When Sasakawa-Global 2000 and the International Livestock Research Institute (ILRI) provided training and loans to a group of farmers in the Awash Valley, Ethiopia, little did they anticipate what such resources in the hands of hard working, poor, small scale farmers could yield.
The farmers in the Awash River Basin were trapped in poverty, earning a mean annual income of about US$300. Changing fortunes had confined them to this status. The bulk of the land was once riverine pastures used in the dry season and as a drought refuge by pastoral herds; now, it is home to about half of the large-scale irrigated land in Ethiopia. The rest of the basin faces land degradation, high population density, natural water degradation, salinity and wetland degradation. Desertification has set in at the lower end while in the higher part, deforestation and sedimentation has increased. It is here that the small scale farmers are concentrated.
A few local cows and subsistence cultivation sustained them. With the credit of about US$1100 per household received, they were able to construct underground water tanks and establish supplemental irrigation of cash crops such as garlic and onions. Irrigation water was collected from household water catchments. The farmers also replaced local with hybrid cows that combined the benefits of indigenous and Friesen breeds. Farmers also introduced “cut-and-carry” feeding and use of crop residues to feed their livestock.
Consequently, daily milk production rose from about one to almost 20 litres. Farmers converted some milk into butter and procured feed resources. The stored water eliminated the need for children to trek long distances daily to the river to water their animals and enabled them to attend school. Within three years, family income rose more than three hundred per cent (300%). Marketing of vegetables represented fourty per cent (40%) and milk sixty per cent (60%) of their increased income.
The loans were repaid over a three-year period during which time, net farm income also rose. Marketing of dairy products and cash crops along with improved productivity of crops and milk generated increased beneficial income. This, combined with decreasing non-productive water depletion (run-off) resulted in higher agricultural water productivity.
This success story highlights the importance of a multi-dimensional approach to making an impact in development in sub-Saharan Africa. ILRI researcher, Don Peden, sums up more than a decade of work on livestock water productivity in a recent article by the title Improving Livestock Water Productivity: Lessons from the Nile River Basin published online by CTA. He observes that while excessive water use is common in beef production in industrialized countries, a different way of thinking is required to understand water use in small scale livestock systems in developing countries.
This includes the fact that ‘rainfall is the ultimate agricultural water resource’. It not only provides water for the lakes and rivers, but also grows the maize or tef that human beings use for food while the crop residue is used to feed the livestock. That livestock is in turn used for milk, beef and as a household wealth asset especially in unbanked communities such as pastoralists.

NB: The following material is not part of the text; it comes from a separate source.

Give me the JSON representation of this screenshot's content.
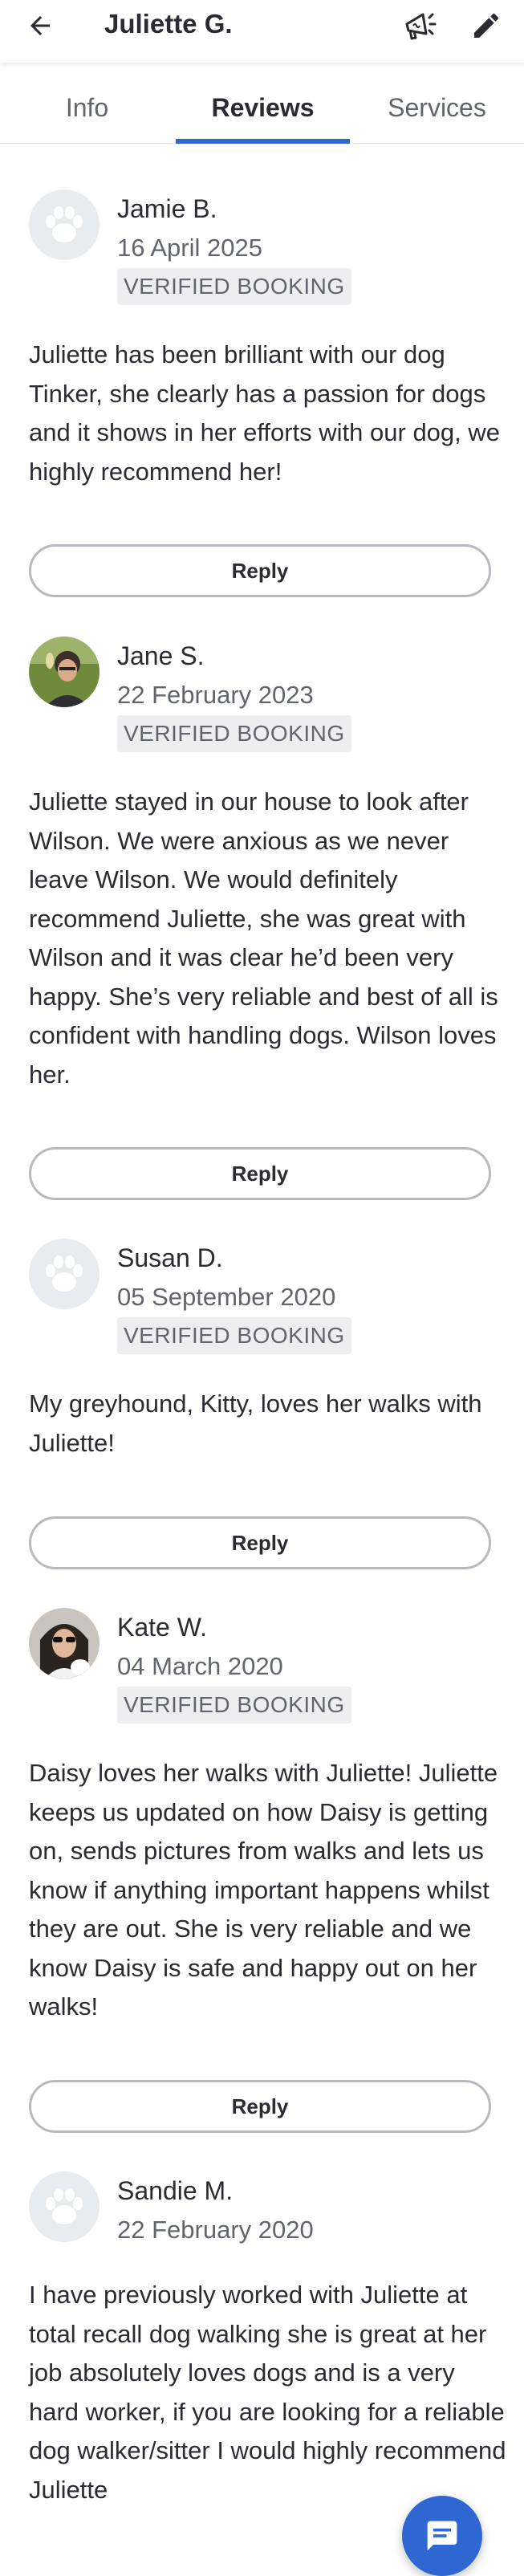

This means that many benefits are accrued from every litre of water depleted thus increasing livestock water productivity.
The Ethiopian governments’ committment to scaling up agricultural investment in line with continental expectations
Sharing this success story could easily lead to enhanced productivity in the agricultural sector as envisaged by the Ethiopian government in the achievement of its commitments to the ‘Comprehensive Africa Agriculture Development Programme’ (CAADP). In its road map for the implementation of the investment policy, Ethiopia emphasizes the sharing of best practices and harmonization between the different project-level steering committees dealing with small scale irrigation. The country also commits to scaling up the budget allocated to research in agriculture and to support livestock breed improvement while strengthening support to animal health and nutrition. Finally on livestock development there is the pledge to support pastoralists by better linking them to market opportunities.
These are all aspects that have been addressed in the case study in the Awash valley and in the review from lessons learnt in the decade long study of livestock water productivity in the Nile and Awash basins. For more on Pedens paper click here. Read more about Ethiopia’s roadmap to achieving its commitment to the CAADP here.. CAADP was established as part of the New Partnership for Africa’s Development (NEPAD) NEPAD in July 2003 and focuses on improving and promoting agriculture across Africa. It aims to help African countries reach a higher path of economic growth through agriculture-led development.
Read more on livestock-water productivity here